What Can Private Investigators Do?

PIs Can Run Background Checks

Private investigators are legally authorized to run background checks. Investigators have access to technology and databases for public information, making it fast and easy for them to uncover details about a babysitter you’re thinking of hiring or a roommate you’re thinking about moving in with.

PIs Can Follow Someone

Investigators can follow someone and make note of his or her activities, the people the target interacts with and where the person goes. The caveat is that the investigator cannot follow the target on private property, as that would be considered trespassing. This is one reason why investigators have to stake out a location and wait until the target steps out into public view before resuming surveillance.

PIs Can Sometimes Track a Person Using GPS

Private investigators can use GPS to track a car, but only as long as the person who makes the tracking request is listed on the title of the car being tracked.

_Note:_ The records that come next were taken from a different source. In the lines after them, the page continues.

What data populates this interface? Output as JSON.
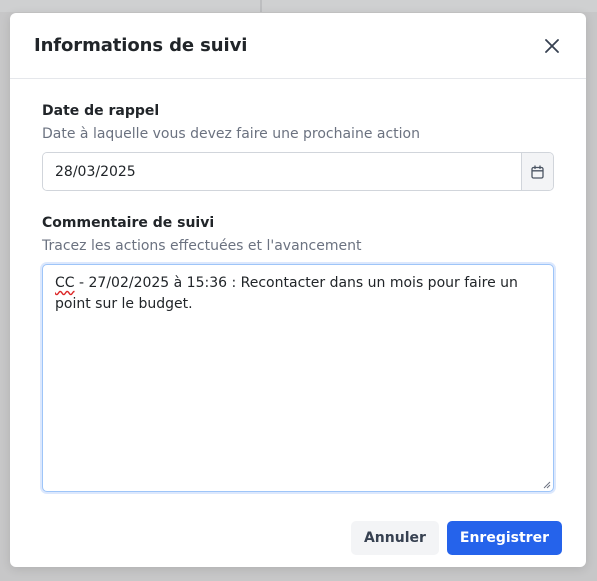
{
  "modal": {
    "title": "Informations de suivi",
    "close_icon": "close-icon"
  },
  "reminder": {
    "label": "Date de rappel",
    "help": "Date à laquelle vous devez faire une prochaine action",
    "value": "28/03/2025",
    "calendar_icon": "calendar-icon"
  },
  "comment": {
    "label": "Commentaire de suivi",
    "help": "Tracez les actions effectuées et l'avancement",
    "prefix": "CC",
    "value": " - 27/02/2025 à 15:36 : Recontacter dans un mois pour faire un point sur le budget."
  },
  "footer": {
    "cancel_label": "Annuler",
    "save_label": "Enregistrer"
  },
  "colors": {
    "primary": "#2563eb",
    "focus_border": "#9ec5f8",
    "backdrop": "#c7c7c8"
  }
}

This is common with suspected infidelity cases where one spouse wants the other tracked to see where she or he is going and how long she or he stays at a certain location.

PIs Occasionally Work With the Police

Maybe police investigated a crime and you weren’t satisfied with their findings. Private investigators can come in afterward and conduct their own investigation to see if they can uncover new information or a new angle. Investigators may work with the police officers who originally worked the case to see if they can find new leads. It could be that the police were overwhelmed with other cases and didn’t do as good of a job as they could have done, which could make them more willing to work with a private investigator.

PIs Can Take Photos of Someone

Just like you can record and take pictures of private citizens, private investigators can take photos of people from the street. The photo has to be taken on public property in a place that’s considered to be public domain. There’s no expectation of privacy in a front or backyard outside a private home, and investigators are legally allowed to take images of a person in these areas.

After learning a bit more about a PI’s legal capabilities, are you ready to hire a professional to take on your case? Contact Beau Dietl & Associates today.